Work to complete: Write out, exactly and in full, the records given below, but not their pictures.

Data for the task:
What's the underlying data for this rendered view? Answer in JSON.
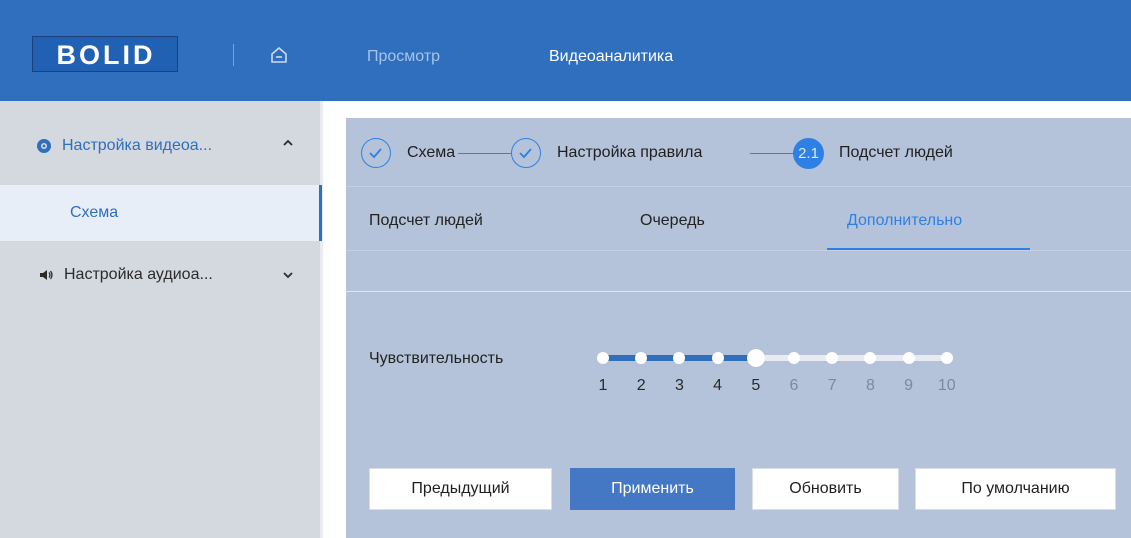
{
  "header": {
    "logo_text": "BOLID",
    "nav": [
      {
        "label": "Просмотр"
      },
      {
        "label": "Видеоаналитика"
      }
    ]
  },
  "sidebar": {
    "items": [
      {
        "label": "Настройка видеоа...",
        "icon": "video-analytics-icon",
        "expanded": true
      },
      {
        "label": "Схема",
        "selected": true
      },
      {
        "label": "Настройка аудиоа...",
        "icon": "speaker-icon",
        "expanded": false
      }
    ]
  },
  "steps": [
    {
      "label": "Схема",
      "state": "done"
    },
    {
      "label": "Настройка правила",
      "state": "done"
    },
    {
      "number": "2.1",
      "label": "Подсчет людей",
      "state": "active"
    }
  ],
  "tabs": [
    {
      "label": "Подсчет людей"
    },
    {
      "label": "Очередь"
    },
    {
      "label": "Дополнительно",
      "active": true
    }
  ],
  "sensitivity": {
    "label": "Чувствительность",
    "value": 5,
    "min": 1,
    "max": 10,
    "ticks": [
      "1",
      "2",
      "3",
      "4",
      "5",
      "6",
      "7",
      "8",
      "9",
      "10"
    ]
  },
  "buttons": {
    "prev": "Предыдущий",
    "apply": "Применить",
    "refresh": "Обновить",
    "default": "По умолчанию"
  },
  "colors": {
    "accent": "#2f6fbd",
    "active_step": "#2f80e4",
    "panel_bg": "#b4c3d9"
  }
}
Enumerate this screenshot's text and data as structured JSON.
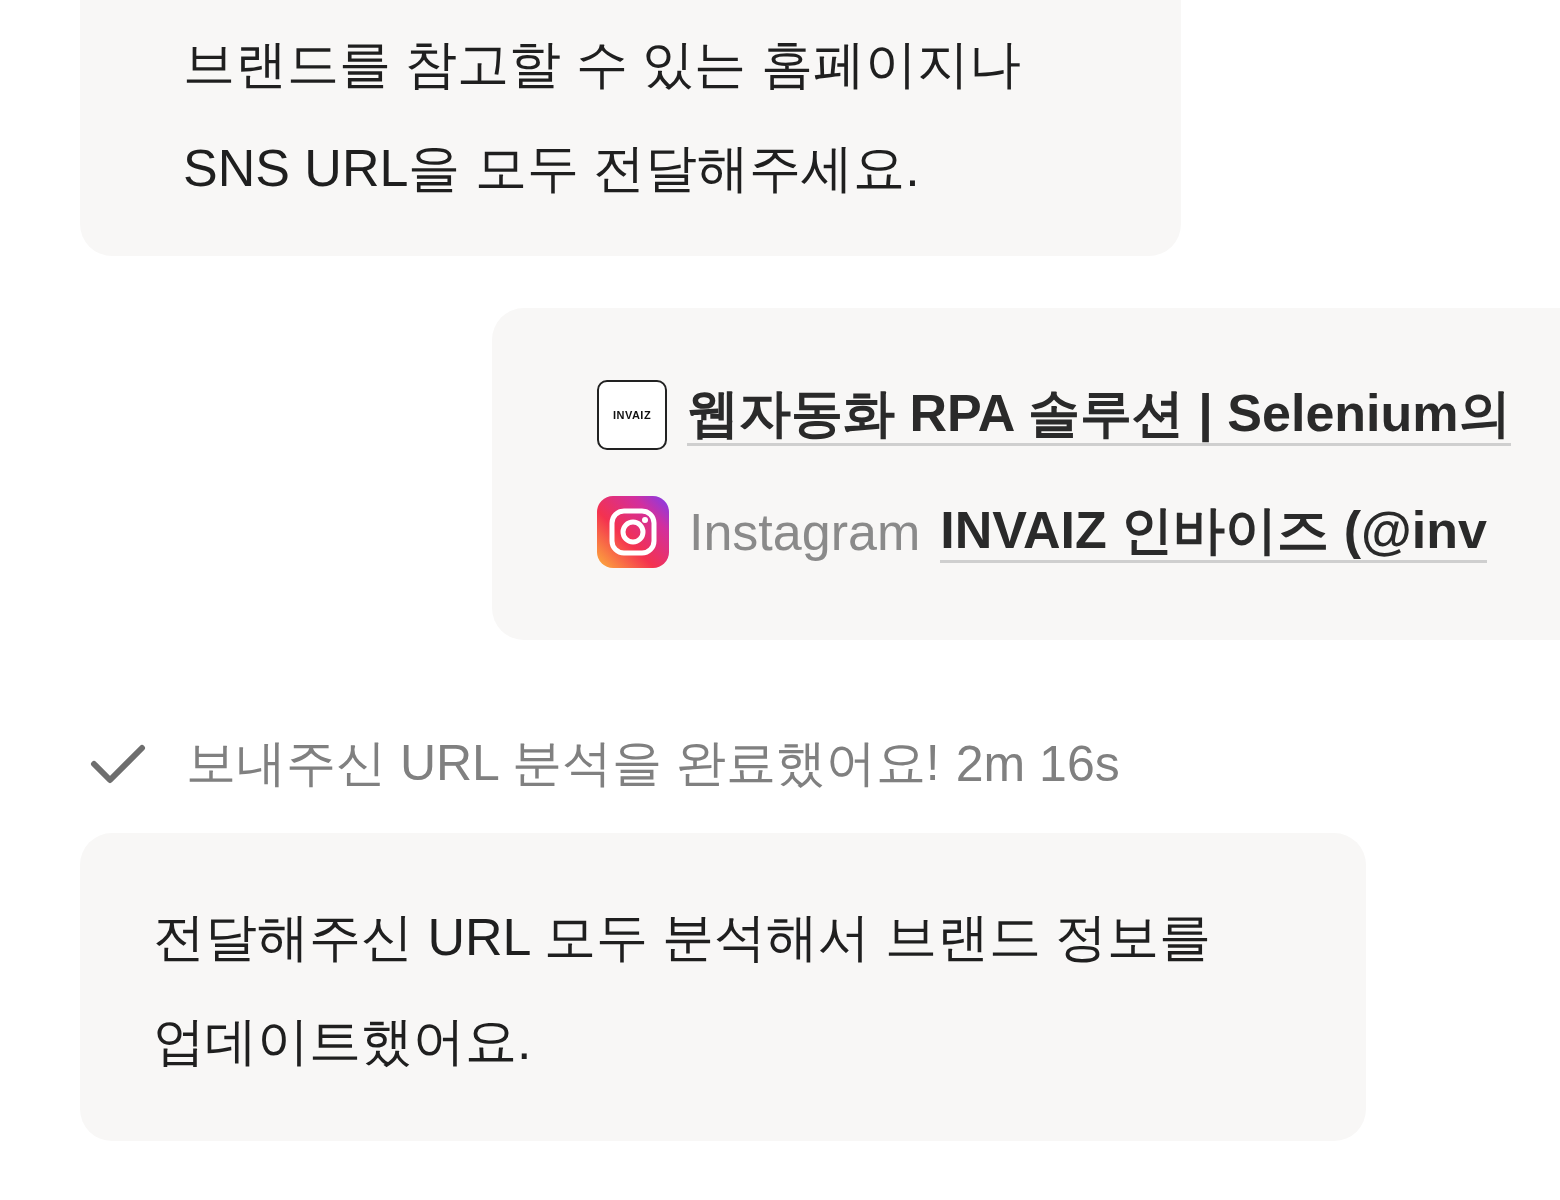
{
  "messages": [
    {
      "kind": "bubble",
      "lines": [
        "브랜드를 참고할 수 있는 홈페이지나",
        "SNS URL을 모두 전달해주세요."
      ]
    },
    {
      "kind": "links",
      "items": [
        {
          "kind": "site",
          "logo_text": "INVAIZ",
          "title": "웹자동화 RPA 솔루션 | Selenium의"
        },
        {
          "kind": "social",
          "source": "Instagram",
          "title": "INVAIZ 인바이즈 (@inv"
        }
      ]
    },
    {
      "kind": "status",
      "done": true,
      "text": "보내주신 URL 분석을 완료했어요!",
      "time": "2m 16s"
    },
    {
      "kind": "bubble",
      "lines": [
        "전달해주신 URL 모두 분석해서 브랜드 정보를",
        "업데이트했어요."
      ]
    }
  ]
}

Exercise response:
What's the underlying data for this rendered view? Answer in JSON.
{
  "header": {
    "logo_text": "BOLID",
    "nav": [
      {
        "label": "Просмотр"
      },
      {
        "label": "Видеоаналитика"
      }
    ]
  },
  "sidebar": {
    "items": [
      {
        "label": "Настройка видеоа...",
        "icon": "video-analytics-icon",
        "expanded": true
      },
      {
        "label": "Схема",
        "selected": true
      },
      {
        "label": "Настройка аудиоа...",
        "icon": "speaker-icon",
        "expanded": false
      }
    ]
  },
  "steps": [
    {
      "label": "Схема",
      "state": "done"
    },
    {
      "label": "Настройка правила",
      "state": "done"
    },
    {
      "number": "2.1",
      "label": "Подсчет людей",
      "state": "active"
    }
  ],
  "tabs": [
    {
      "label": "Подсчет людей"
    },
    {
      "label": "Очередь"
    },
    {
      "label": "Дополнительно",
      "active": true
    }
  ],
  "sensitivity": {
    "label": "Чувствительность",
    "value": 5,
    "min": 1,
    "max": 10,
    "ticks": [
      "1",
      "2",
      "3",
      "4",
      "5",
      "6",
      "7",
      "8",
      "9",
      "10"
    ]
  },
  "buttons": {
    "prev": "Предыдущий",
    "apply": "Применить",
    "refresh": "Обновить",
    "default": "По умолчанию"
  },
  "colors": {
    "accent": "#2f6fbd",
    "active_step": "#2f80e4",
    "panel_bg": "#b4c3d9"
  }
}
Enumerate this screenshot's text and data as structured JSON.
{
  "messages": [
    {
      "kind": "bubble",
      "lines": [
        "브랜드를 참고할 수 있는 홈페이지나",
        "SNS URL을 모두 전달해주세요."
      ]
    },
    {
      "kind": "links",
      "items": [
        {
          "kind": "site",
          "logo_text": "INVAIZ",
          "title": "웹자동화 RPA 솔루션 | Selenium의"
        },
        {
          "kind": "social",
          "source": "Instagram",
          "title": "INVAIZ 인바이즈 (@inv"
        }
      ]
    },
    {
      "kind": "status",
      "done": true,
      "text": "보내주신 URL 분석을 완료했어요!",
      "time": "2m 16s"
    },
    {
      "kind": "bubble",
      "lines": [
        "전달해주신 URL 모두 분석해서 브랜드 정보를",
        "업데이트했어요."
      ]
    }
  ]
}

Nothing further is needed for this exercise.